“Russians are conservative: They don’t trust their own state and they don’t trust whatever can come out of this state,” the BBC quoted Moscow-based analyst Andrei Kortunov as saying in an article published on March 3. The reports cited a Levada poll that found that 30 percent of Russians were willing to take the vaccine — 8 percent lower than when the shots were first made available.
Meanwhile, Russia’s coronavirus toll continues to rise, while most lockdown measures have been lifted as the Kremlin seeks to get the economy going.
The number of excess deaths recorded in Russia since the start of the pandemic reached 394,000 by the end of January, the Moscow Times reported on March 5, citing the state statistics agency. It is one of the highest excess death tolls in the world, the report said, and a 24 percent increase in fatalities compared to the same period the previous year.
‘An Autocratic State’
The figures mean that the number of fatalities linked to COVID-19 is far higher than the figure published by the Russian government’s coronavirus task force, which reached 91,220 on March 12. But according to The Moscow Times, some researchers contend that the real excess death figure is higher still.
As it is everywhere, the future of the coronavirus crisis in Russia is hard to predict.
But for many observers, the developments surrounding Navalny — from his poisoning in Siberia in August to the prison term he is now serving — are both a symptom and a sign of a new phase in the long rule of Putin, who has been president or prime minister of Russia since 1999.
Analysts who predicted a crackdown after the constitution was changed to clear away a limit of two consecutive terms for Putin and Putin alone last July, potentially enabling him to remain president until 2036, appear to have been proved right.
An increasingly strenuous effort to increase Kremlin control over the Internet in Russia — evidenced by a move to slow Twitter this week — also seems to fit in.
“In 2021, there are no illusions or euphoria,” Andrei Kolesnikov, a Kremlin critic and chief of the Russian Domestic Politics and Political Institutions program at the Carnegie Moscow Center wrote in a commentary published on March 10, contrasting the atmosphere today with the era of protests in 2011-12. “There is, however, a clear understanding that repression is inevitable, and that the authorities are not prepared to enter into dialogue or to compromise.”

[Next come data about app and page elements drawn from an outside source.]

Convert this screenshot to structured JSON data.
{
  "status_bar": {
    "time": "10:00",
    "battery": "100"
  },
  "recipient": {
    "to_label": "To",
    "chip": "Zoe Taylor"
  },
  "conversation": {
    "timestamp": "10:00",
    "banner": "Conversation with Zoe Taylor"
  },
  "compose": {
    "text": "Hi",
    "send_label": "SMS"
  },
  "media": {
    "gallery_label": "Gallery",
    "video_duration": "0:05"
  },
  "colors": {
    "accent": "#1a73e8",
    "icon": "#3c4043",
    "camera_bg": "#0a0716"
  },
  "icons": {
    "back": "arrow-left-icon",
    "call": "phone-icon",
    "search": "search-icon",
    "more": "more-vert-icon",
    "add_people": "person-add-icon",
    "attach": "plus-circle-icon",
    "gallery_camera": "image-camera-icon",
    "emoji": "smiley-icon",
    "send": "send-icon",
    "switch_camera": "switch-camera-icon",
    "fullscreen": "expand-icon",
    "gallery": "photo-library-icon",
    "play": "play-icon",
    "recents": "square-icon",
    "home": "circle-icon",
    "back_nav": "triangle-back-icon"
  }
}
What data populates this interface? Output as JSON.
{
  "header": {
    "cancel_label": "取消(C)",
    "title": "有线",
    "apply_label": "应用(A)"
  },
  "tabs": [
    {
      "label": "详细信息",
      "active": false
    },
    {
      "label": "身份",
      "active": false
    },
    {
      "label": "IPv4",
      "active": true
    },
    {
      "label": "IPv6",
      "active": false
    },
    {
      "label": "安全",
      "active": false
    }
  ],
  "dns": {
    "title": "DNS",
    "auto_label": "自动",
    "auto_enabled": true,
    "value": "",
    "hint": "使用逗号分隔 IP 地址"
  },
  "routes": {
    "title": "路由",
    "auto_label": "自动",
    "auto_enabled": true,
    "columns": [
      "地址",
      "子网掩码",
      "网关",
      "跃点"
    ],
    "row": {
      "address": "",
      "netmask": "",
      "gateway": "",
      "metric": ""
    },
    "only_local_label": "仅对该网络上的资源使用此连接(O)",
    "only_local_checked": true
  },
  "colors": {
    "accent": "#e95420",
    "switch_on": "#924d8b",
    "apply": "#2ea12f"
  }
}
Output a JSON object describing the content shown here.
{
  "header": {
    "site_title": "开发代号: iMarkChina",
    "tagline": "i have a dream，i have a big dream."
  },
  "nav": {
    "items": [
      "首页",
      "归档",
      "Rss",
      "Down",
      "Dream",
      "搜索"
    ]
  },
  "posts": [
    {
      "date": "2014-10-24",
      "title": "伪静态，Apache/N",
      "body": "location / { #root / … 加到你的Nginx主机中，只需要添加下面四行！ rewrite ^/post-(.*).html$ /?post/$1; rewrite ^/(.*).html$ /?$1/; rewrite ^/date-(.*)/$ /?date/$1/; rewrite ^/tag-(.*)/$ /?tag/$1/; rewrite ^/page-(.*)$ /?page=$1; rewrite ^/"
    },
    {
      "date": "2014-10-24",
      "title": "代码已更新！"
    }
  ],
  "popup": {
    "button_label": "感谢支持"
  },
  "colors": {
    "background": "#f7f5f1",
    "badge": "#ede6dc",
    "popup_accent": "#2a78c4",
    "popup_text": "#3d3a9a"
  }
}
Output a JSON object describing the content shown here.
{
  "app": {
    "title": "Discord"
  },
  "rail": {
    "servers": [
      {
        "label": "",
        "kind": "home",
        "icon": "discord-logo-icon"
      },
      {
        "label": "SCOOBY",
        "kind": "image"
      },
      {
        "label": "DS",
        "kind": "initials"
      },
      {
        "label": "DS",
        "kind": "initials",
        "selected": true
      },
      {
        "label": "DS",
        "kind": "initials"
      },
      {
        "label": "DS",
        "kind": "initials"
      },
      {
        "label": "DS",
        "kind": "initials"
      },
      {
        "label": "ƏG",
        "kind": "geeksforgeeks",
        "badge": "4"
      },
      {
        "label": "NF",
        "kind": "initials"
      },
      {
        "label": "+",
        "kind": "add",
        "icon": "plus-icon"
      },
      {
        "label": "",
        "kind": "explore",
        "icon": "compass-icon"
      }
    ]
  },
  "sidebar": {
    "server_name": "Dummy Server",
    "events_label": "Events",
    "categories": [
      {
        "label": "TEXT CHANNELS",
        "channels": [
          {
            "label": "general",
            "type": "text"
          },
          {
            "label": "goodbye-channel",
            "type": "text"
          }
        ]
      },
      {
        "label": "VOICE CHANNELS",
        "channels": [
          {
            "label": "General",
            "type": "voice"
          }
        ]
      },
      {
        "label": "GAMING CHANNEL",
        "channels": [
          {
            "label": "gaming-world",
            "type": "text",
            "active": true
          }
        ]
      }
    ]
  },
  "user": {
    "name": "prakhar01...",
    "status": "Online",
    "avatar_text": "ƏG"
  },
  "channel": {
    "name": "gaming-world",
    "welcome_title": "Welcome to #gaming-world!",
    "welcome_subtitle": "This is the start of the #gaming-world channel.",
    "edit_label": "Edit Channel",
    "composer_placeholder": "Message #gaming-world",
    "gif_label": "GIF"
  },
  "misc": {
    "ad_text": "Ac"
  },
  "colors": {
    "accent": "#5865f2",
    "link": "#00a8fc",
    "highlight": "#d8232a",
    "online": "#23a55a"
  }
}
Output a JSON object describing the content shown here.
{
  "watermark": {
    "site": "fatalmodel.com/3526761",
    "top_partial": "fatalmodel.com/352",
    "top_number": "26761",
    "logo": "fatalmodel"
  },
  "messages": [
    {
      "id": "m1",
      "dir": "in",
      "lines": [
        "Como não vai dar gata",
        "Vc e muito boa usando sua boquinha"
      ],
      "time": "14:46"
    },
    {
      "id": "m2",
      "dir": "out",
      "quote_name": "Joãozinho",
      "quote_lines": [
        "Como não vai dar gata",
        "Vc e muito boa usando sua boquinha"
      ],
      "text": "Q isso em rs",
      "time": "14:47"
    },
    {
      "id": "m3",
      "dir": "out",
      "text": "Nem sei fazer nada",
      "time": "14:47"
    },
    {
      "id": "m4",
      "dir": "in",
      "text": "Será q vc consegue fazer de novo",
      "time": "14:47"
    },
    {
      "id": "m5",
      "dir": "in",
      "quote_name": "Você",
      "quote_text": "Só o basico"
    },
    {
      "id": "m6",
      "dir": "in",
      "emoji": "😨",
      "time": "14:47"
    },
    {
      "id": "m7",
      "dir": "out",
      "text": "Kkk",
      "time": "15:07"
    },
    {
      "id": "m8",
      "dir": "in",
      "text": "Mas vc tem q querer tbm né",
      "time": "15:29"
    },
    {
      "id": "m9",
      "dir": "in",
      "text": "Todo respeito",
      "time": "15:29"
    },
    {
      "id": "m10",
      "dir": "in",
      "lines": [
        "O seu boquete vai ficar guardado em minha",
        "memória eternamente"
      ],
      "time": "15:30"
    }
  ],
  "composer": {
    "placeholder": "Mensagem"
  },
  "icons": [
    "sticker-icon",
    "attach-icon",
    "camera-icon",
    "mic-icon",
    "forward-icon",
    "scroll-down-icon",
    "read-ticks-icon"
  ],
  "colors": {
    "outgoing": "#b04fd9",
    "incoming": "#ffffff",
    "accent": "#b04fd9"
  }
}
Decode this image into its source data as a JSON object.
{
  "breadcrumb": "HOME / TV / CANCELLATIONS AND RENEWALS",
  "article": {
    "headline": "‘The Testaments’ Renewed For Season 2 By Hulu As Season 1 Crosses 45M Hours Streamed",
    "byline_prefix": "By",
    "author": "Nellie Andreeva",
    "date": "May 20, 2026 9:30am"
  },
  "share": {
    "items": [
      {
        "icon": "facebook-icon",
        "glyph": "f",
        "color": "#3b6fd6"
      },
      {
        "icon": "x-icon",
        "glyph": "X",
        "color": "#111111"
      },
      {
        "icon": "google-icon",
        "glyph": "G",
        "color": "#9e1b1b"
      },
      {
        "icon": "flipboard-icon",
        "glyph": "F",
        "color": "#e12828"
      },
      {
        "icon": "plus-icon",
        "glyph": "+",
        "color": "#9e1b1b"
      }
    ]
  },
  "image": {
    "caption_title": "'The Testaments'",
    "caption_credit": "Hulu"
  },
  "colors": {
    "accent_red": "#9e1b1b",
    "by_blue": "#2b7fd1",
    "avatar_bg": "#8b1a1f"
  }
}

“The red line is in the past,” Kolesnikov was quoted separately as saying in a March 11 Financial Times article under the headline Putin’s Brutal Third Act. “We have already experienced the moment where Putin crossed the line into an autocratic state. It is part of a broader process. And Navalny is just an outcome of that.”Print